#### Prompt:
For each line below with the word "nhân", write out a copy.

(Items listed in a dataset)
+---+

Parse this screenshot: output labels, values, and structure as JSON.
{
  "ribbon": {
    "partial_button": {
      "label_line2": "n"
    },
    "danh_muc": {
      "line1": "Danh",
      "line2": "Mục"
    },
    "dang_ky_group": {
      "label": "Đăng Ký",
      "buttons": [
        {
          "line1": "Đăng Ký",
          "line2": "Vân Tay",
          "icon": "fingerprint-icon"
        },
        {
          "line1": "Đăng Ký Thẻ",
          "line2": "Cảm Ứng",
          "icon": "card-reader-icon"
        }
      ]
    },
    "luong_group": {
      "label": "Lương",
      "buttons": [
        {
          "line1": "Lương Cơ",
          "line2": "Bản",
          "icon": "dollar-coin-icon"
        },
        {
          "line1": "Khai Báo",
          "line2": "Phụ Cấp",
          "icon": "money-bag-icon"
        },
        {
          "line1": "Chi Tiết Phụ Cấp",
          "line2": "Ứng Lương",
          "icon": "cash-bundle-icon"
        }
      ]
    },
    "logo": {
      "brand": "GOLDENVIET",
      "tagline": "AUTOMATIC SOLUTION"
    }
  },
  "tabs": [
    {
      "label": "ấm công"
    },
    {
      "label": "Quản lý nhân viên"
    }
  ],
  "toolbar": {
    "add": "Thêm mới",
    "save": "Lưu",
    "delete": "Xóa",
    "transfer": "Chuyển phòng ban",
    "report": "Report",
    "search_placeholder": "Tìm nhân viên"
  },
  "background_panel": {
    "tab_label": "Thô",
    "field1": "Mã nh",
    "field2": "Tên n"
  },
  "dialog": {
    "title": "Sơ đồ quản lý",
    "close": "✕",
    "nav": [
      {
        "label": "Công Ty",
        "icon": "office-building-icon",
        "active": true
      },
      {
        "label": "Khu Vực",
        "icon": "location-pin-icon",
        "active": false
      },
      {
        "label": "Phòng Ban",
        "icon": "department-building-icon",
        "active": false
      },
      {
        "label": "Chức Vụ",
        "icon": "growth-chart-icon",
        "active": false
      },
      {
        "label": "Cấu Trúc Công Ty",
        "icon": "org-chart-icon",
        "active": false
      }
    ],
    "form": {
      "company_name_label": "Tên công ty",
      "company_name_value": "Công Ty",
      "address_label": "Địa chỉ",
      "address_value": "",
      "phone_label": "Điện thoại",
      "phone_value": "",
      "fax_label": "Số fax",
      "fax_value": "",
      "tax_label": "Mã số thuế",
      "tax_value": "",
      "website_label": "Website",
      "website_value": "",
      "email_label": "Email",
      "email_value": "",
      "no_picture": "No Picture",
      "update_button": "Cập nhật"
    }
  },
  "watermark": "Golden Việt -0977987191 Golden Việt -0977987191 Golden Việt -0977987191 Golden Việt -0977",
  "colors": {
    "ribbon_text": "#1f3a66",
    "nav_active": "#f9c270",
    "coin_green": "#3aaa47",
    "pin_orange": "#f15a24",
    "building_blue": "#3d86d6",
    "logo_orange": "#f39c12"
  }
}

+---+

#### The completed task:
      "label": "Quản lý nhân viên"
    "search_placeholder": "Tìm nhân viên"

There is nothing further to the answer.